The commander in chief “authorizes” the use of military force but leaves the door open to possibly not actually using it.

http://www.realcleardefense.com/articles/2014/08/07/obama_authorizes_renewed_airstrikes_in_iraq_107354.html

The enemy this time is in Iraq, the Sunni Muslim extremists seeking to overthrow the Shiite government. President Obama today announced a humanitarian mission to help those who are stranded in northern Iraq by the onslaught of the Sunni fighters.

What’s next? The president said he has “authorized” the launching of targeted air strikes against those who would threaten a small detachment of U.S. forces sent to protect American consulate officials in Irbil.

A part of me wants the president to make good on the threat. However, a bigger part of me hopes the Iraqi government can push the insurgents back, defeat them on the battlefield and forgo the use of U.S. military might in a conflict our ground forces ended more than a year ago.

As RealClearPolitics.com reported: “‘As commander in chief, I will not allow the United States to be dragged into fighting another war in Iraq,’ Obama said.

“Even so, he outlined a rationale for airstrikes if the Islamic State militants advance on American troops in the northern city of Irbil and the U.S. consulate there in the Kurdish region of Iraq.
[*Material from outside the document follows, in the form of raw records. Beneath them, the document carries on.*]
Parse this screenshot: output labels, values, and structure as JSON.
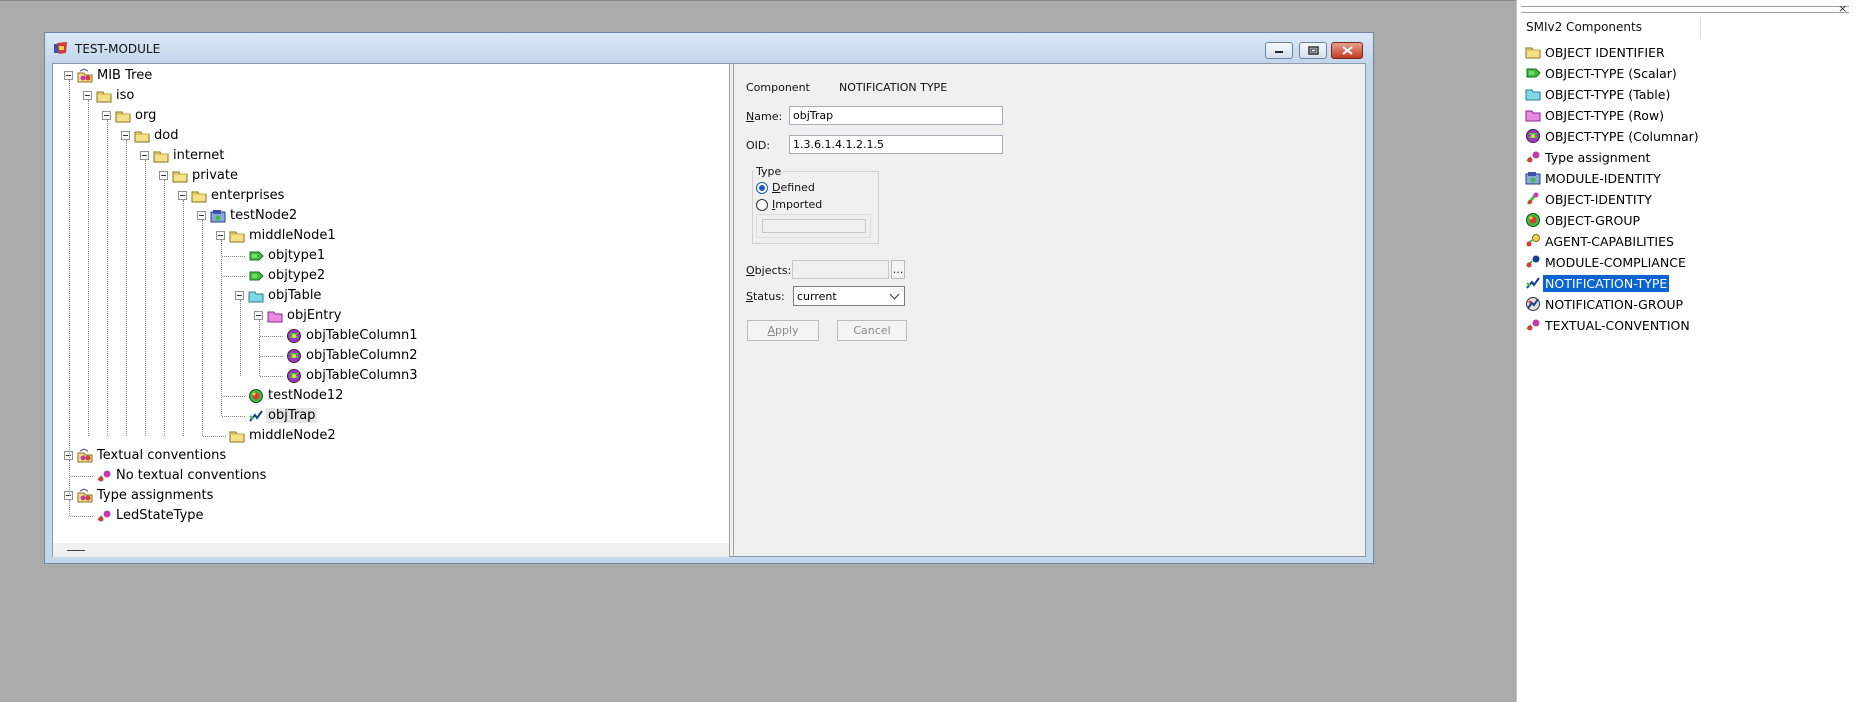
{
  "window": {
    "title": "TEST-MODULE",
    "minimize_icon": "minimize-icon",
    "maximize_icon": "restore-icon",
    "close_icon": "close-icon"
  },
  "tree": {
    "nodes": [
      {
        "label": "MIB Tree",
        "icon": "mib-root-icon"
      },
      {
        "label": "iso",
        "icon": "folder-icon"
      },
      {
        "label": "org",
        "icon": "folder-icon"
      },
      {
        "label": "dod",
        "icon": "folder-icon"
      },
      {
        "label": "internet",
        "icon": "folder-icon"
      },
      {
        "label": "private",
        "icon": "folder-icon"
      },
      {
        "label": "enterprises",
        "icon": "folder-icon"
      },
      {
        "label": "testNode2",
        "icon": "module-identity-icon"
      },
      {
        "label": "middleNode1",
        "icon": "folder-icon"
      },
      {
        "label": "objtype1",
        "icon": "scalar-icon"
      },
      {
        "label": "objtype2",
        "icon": "scalar-icon"
      },
      {
        "label": "objTable",
        "icon": "table-icon"
      },
      {
        "label": "objEntry",
        "icon": "row-icon"
      },
      {
        "label": "objTableColumn1",
        "icon": "columnar-icon"
      },
      {
        "label": "objTableColumn2",
        "icon": "columnar-icon"
      },
      {
        "label": "objTableColumn3",
        "icon": "columnar-icon"
      },
      {
        "label": "testNode12",
        "icon": "object-group-icon"
      },
      {
        "label": "objTrap",
        "icon": "notification-type-icon"
      },
      {
        "label": "middleNode2",
        "icon": "folder-icon"
      },
      {
        "label": "Textual conventions",
        "icon": "mib-root-icon"
      },
      {
        "label": "No textual conventions",
        "icon": "textual-convention-icon"
      },
      {
        "label": "Type assignments",
        "icon": "mib-root-icon"
      },
      {
        "label": "LedStateType",
        "icon": "type-assignment-icon"
      }
    ],
    "selected": "objTrap"
  },
  "props": {
    "component_label": "Component",
    "component_value": "NOTIFICATION TYPE",
    "name_label_u": "N",
    "name_label_rest": "ame:",
    "name_value": "objTrap",
    "oid_label": "OID:",
    "oid_value": "1.3.6.1.4.1.2.1.5",
    "type_group": "Type",
    "defined_u": "D",
    "defined_rest": "efined",
    "imported_u": "I",
    "imported_rest": "mported",
    "objects_u": "O",
    "objects_rest": "bjects:",
    "objects_value": "",
    "objects_btn": "...",
    "status_u": "S",
    "status_rest": "tatus:",
    "status_value": "current",
    "apply_u": "A",
    "apply_rest": "pply",
    "cancel_label": "Cancel",
    "type_selected": "Defined"
  },
  "palette": {
    "title": "SMIv2 Components",
    "close_glyph": "×",
    "items": [
      {
        "label": "OBJECT IDENTIFIER",
        "icon": "folder-icon"
      },
      {
        "label": "OBJECT-TYPE (Scalar)",
        "icon": "scalar-icon"
      },
      {
        "label": "OBJECT-TYPE (Table)",
        "icon": "table-icon"
      },
      {
        "label": "OBJECT-TYPE (Row)",
        "icon": "row-icon"
      },
      {
        "label": "OBJECT-TYPE (Columnar)",
        "icon": "columnar-icon"
      },
      {
        "label": "Type assignment",
        "icon": "type-assignment-icon"
      },
      {
        "label": "MODULE-IDENTITY",
        "icon": "module-identity-icon"
      },
      {
        "label": "OBJECT-IDENTITY",
        "icon": "object-identity-icon"
      },
      {
        "label": "OBJECT-GROUP",
        "icon": "object-group-icon"
      },
      {
        "label": "AGENT-CAPABILITIES",
        "icon": "agent-capabilities-icon"
      },
      {
        "label": "MODULE-COMPLIANCE",
        "icon": "module-compliance-icon"
      },
      {
        "label": "NOTIFICATION-TYPE",
        "icon": "notification-type-icon"
      },
      {
        "label": "NOTIFICATION-GROUP",
        "icon": "notification-group-icon"
      },
      {
        "label": "TEXTUAL-CONVENTION",
        "icon": "textual-convention-icon"
      }
    ],
    "selected": "NOTIFICATION-TYPE"
  },
  "colors": {
    "selection": "#0a64d2",
    "folder": "#f5e08a",
    "scalar": "#3cbf3c",
    "table": "#7fd8e6",
    "row": "#e88be0"
  }
}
The troops were sent to Iraq earlier this year as part of the White House response to the extremist group’s swift movement across the border with Syria and into Iraq.”

No one should want the United States to re-enter the fight in Iraq. However, the United States, with its investment in lives and money already deposited in Iraq, needs to protect its interests in that country.

If air strikes are needed, then we must not be reluctant to exert our considerable force.